BRIEF: Spot each line in the data below containing "codes" and copy it.

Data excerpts
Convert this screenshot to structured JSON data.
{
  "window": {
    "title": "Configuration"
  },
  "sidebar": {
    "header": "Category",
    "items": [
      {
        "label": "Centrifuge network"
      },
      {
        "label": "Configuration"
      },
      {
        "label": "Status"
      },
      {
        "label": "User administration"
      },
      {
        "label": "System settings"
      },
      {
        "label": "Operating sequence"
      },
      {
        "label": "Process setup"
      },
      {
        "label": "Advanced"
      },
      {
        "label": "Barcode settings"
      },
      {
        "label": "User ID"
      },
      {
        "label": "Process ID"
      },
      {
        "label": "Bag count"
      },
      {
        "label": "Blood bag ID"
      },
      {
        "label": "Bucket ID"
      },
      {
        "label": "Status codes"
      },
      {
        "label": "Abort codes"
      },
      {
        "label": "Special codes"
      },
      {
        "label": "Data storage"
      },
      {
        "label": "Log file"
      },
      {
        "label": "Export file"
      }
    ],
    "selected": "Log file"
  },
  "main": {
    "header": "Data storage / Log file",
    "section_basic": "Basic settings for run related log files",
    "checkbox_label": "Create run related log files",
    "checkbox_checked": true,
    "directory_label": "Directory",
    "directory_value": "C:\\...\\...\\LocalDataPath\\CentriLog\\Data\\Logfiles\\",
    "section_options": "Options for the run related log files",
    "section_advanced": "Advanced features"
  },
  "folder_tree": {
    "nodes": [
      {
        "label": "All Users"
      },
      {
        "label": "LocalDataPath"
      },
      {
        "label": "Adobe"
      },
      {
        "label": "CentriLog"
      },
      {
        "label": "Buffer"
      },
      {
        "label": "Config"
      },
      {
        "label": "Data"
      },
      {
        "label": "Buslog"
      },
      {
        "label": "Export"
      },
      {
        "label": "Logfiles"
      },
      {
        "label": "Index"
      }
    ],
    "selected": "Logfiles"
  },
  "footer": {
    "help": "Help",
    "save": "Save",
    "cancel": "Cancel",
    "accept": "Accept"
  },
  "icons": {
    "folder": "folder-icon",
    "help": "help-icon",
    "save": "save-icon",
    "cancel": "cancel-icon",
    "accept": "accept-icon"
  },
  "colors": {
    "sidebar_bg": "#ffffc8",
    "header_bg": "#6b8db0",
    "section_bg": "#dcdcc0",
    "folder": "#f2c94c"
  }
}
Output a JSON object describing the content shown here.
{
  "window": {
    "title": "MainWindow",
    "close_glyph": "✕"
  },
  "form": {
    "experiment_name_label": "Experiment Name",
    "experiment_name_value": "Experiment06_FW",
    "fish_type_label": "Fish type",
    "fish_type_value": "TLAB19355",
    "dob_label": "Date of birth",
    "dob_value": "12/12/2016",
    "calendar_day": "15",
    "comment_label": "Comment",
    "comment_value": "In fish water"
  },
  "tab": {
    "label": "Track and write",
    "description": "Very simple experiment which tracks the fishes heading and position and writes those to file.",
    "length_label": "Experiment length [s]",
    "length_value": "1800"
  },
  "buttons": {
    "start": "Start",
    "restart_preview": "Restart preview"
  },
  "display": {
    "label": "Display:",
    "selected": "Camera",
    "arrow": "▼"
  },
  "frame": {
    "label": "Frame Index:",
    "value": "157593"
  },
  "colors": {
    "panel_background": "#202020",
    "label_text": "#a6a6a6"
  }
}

EXERCISE RESPONSE:
        "label": "Status codes"
        "label": "Abort codes"
        "label": "Special codes"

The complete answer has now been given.